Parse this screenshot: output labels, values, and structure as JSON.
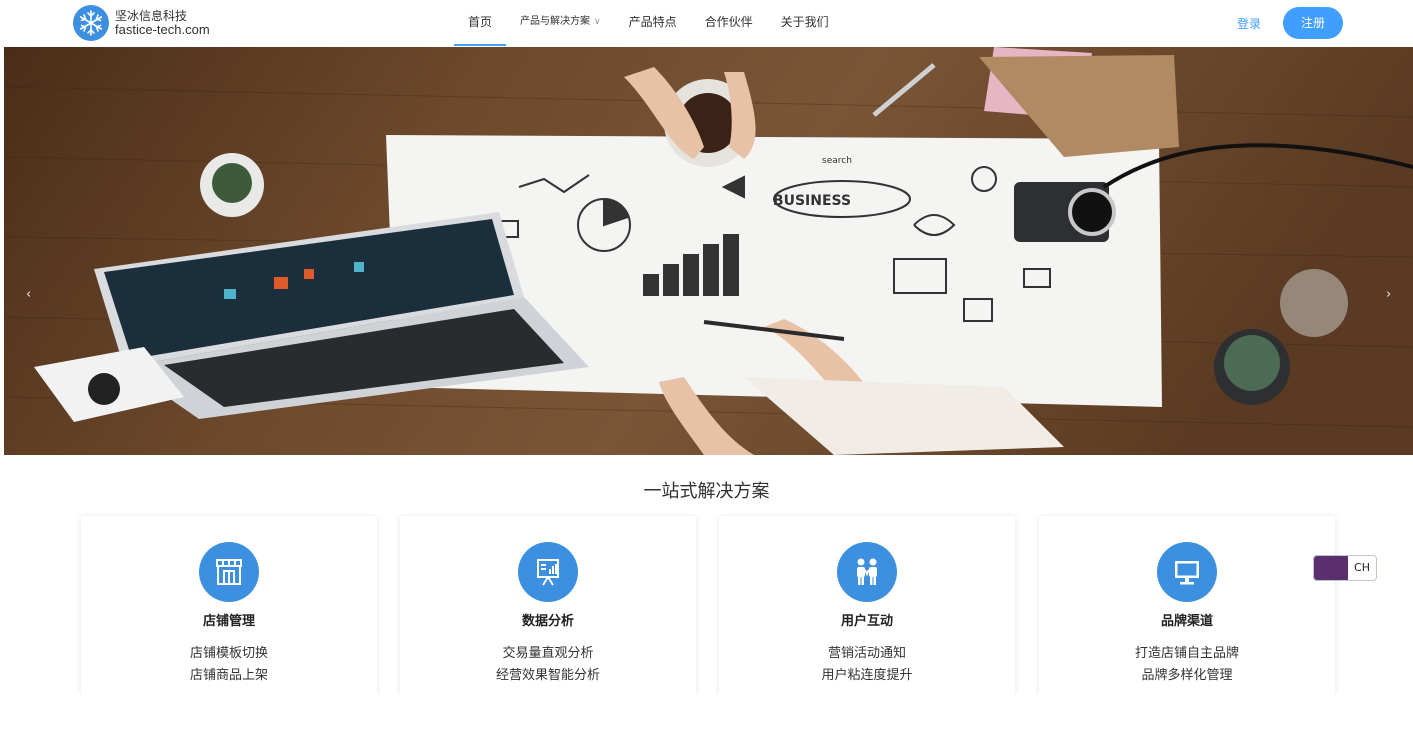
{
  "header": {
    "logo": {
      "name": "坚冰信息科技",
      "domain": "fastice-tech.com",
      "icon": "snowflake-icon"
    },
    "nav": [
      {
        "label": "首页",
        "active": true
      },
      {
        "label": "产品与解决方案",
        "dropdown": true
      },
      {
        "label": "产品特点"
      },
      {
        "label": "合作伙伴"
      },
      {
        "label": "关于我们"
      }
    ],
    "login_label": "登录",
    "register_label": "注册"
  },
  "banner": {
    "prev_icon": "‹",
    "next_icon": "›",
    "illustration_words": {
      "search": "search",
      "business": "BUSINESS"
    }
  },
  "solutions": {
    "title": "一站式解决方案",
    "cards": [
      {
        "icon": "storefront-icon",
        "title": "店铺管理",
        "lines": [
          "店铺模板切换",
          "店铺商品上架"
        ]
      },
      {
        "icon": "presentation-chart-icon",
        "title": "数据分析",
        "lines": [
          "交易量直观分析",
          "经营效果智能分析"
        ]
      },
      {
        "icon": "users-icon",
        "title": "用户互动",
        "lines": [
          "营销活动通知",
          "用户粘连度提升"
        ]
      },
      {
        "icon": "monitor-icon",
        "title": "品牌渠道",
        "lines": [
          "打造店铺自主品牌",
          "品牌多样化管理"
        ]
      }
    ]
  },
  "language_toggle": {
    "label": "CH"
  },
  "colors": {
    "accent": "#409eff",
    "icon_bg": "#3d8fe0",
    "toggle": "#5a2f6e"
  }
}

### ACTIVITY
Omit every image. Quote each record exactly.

### EXPECTED ANSWER
Parse this screenshot: output labels, values, and structure as JSON.
{
  "header": {
    "logo": {
      "name": "坚冰信息科技",
      "domain": "fastice-tech.com",
      "icon": "snowflake-icon"
    },
    "nav": [
      {
        "label": "首页",
        "active": true
      },
      {
        "label": "产品与解决方案",
        "dropdown": true
      },
      {
        "label": "产品特点"
      },
      {
        "label": "合作伙伴"
      },
      {
        "label": "关于我们"
      }
    ],
    "login_label": "登录",
    "register_label": "注册"
  },
  "banner": {
    "prev_icon": "‹",
    "next_icon": "›",
    "illustration_words": {
      "search": "search",
      "business": "BUSINESS"
    }
  },
  "solutions": {
    "title": "一站式解决方案",
    "cards": [
      {
        "icon": "storefront-icon",
        "title": "店铺管理",
        "lines": [
          "店铺模板切换",
          "店铺商品上架"
        ]
      },
      {
        "icon": "presentation-chart-icon",
        "title": "数据分析",
        "lines": [
          "交易量直观分析",
          "经营效果智能分析"
        ]
      },
      {
        "icon": "users-icon",
        "title": "用户互动",
        "lines": [
          "营销活动通知",
          "用户粘连度提升"
        ]
      },
      {
        "icon": "monitor-icon",
        "title": "品牌渠道",
        "lines": [
          "打造店铺自主品牌",
          "品牌多样化管理"
        ]
      }
    ]
  },
  "language_toggle": {
    "label": "CH"
  },
  "colors": {
    "accent": "#409eff",
    "icon_bg": "#3d8fe0",
    "toggle": "#5a2f6e"
  }
}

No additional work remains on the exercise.